Does Fleece or Polyester Block Wind?
Polyester is generally more effective at blocking wind than fleece due to its tighter weave. Neither of them will block the wind like a wind blocker or rain jacket would. Generally, a thin membrane is required to block the wind fully but if you double or even triple up on a couple of layers of polyester or fleece, this will do a pretty good job of blocking the wind.
Is Polyester Fleece Waterproof?
Polyester fleece is not entirely waterproof, but it does have some water-resistant properties. It can withstand light rain but will not hold up in a downpour.
What you will likely find when wearing polyester fleece and it starts to rain is that for the first 15 minutes of light rain, it will simply bead and sit on the surface. After a while, it will start to soak through, but a benefit of fleece is that it doesn’t hold much water; it’s not like a sponge (as many cotton fabrics are).
Does Fleece Absorb Water?
Fleece doesn’t absorb water as cotton does. It wicks moisture away, making it a better choice for activewear. If it gets soaked and you wring it out, then you will notice it doesn’t feel heavy with water. It’s not so uncomfortable to wear it wet, so if you don’t want to suffer the sweatiness of a waterproof hardshell while hiking, then the fleece isn’t a bad choice for an outer layer.
Is Cotton Warmer than Polyester Fleece?
In general, polyester fleece is warmer than cotton. The synthetic fibers in polyester fleece are better at retaining heat than the natural fibers in cotton. If you were to compare brushed cotton to polyester fleece, you would see that the fleece is much thicker as well as being more lightweight as well.
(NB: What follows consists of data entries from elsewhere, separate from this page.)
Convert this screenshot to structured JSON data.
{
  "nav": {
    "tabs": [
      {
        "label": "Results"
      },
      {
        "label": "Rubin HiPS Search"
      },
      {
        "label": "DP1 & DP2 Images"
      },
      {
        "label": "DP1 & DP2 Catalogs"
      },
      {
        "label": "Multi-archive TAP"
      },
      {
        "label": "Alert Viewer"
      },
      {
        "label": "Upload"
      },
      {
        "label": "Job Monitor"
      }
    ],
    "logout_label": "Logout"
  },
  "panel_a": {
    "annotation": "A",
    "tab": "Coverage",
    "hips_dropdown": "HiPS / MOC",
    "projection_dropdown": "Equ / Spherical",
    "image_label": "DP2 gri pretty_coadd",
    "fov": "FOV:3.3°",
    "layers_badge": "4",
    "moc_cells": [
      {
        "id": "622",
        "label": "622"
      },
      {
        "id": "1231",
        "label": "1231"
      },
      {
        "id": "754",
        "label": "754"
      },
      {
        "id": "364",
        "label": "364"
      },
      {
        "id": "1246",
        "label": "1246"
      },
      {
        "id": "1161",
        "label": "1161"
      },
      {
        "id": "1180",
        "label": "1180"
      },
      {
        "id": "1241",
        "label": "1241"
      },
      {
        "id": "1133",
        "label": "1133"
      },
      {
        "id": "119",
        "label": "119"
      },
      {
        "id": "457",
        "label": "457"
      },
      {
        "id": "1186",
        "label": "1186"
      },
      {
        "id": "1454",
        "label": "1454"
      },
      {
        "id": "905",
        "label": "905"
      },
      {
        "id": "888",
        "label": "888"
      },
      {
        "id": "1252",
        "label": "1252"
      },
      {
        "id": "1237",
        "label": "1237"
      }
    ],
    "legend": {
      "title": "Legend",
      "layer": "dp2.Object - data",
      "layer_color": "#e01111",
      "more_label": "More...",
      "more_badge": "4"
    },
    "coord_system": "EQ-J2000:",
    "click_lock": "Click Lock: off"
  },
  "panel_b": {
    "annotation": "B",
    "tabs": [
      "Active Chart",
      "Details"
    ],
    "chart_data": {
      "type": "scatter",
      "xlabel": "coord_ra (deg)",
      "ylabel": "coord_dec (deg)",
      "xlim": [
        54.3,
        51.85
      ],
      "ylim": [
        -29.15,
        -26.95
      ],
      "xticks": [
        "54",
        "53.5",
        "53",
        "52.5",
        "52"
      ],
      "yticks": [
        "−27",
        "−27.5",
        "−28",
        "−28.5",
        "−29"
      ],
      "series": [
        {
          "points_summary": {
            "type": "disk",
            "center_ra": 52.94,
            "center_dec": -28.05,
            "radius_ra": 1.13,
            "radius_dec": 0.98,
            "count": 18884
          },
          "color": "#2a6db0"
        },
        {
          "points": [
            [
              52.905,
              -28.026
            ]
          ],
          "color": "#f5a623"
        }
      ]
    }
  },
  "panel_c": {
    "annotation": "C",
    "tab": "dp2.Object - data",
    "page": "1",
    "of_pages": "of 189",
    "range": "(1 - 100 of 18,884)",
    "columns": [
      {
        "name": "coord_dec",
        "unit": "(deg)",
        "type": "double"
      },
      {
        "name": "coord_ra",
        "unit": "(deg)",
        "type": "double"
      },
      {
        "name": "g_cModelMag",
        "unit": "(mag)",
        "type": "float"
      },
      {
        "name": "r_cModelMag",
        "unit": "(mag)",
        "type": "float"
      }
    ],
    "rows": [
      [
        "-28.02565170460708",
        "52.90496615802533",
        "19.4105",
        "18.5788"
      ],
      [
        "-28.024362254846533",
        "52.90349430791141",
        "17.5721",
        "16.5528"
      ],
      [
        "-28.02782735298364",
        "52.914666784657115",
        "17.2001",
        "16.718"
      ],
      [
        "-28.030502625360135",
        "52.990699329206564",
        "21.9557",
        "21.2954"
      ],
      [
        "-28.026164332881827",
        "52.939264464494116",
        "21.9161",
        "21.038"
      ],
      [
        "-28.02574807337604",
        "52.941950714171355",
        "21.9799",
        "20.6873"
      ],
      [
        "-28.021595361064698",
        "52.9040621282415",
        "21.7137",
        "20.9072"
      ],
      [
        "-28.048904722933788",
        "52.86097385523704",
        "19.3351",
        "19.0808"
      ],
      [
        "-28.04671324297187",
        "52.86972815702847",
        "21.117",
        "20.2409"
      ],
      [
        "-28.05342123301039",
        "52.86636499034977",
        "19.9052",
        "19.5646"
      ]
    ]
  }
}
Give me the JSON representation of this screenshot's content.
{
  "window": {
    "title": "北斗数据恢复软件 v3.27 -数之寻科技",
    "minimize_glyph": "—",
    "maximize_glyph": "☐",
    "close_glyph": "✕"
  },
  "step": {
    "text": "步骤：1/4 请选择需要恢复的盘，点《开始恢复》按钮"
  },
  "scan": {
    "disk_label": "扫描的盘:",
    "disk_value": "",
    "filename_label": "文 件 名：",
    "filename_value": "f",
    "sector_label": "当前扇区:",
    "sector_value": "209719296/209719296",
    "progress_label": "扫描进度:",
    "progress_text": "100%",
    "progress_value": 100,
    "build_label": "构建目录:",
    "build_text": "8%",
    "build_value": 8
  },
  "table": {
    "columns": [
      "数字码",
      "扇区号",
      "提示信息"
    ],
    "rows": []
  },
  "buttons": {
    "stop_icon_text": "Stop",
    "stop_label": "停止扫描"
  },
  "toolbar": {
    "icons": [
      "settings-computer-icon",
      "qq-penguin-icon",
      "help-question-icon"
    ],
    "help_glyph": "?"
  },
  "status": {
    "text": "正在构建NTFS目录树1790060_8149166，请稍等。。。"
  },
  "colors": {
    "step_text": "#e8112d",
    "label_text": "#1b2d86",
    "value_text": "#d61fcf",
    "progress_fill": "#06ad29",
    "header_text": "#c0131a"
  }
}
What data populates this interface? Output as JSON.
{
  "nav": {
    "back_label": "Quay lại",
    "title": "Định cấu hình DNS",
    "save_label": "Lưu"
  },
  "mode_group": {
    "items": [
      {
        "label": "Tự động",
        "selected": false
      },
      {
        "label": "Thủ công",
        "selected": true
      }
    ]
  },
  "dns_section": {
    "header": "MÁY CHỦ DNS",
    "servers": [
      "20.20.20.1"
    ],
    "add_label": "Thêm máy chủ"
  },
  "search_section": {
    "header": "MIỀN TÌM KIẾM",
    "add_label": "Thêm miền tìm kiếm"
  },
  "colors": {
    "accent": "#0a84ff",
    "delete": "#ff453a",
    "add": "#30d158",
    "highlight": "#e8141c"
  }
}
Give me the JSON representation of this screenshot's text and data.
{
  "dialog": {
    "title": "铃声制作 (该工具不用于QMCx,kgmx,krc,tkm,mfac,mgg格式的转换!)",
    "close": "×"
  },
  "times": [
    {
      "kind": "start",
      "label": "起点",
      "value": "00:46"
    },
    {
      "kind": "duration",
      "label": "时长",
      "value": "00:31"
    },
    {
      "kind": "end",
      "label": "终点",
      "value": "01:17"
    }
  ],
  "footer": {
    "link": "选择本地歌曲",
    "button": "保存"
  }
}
One thing cotton is better at is being breathable. I much prefer hiking in a moisture-wicking cotton shirt on a hot day than a synthetic one. Because cotton absorbs more water, I like to drench my shirt in rivers to cool down.
Side Note: When I buy hoodies, I always look for the composition of the materials on the label. What I am looking for is a blend of cotton and polyester. The ideal ratio is 80% cotton and 20% polyester for comfort, durability, and warmth.
Is Fleece Better than Polyester for Hiking?
In terms of hiking, the decision between fleece and polyester can be subjective. Fleece offers exceptional warmth and comfort, which is perfect for cooler climates. However, for strenuous hikes or warmer weather, the breathability and moisture-wicking properties of polyester might be more suitable.
Neither material is definitively “better” than the other; it truly depends on your specific needs. While fleece offers superior warmth and softness, polyester provides durability, wind resistance, and better moisture management. Consider these factors when choosing between fleece and polyester for your next outdoor adventure.
In conclusion, you should own and use both when the time calls for it.
We hope you found this guide to fleece vs polyester informative and that you now understand the differences and benefits of each.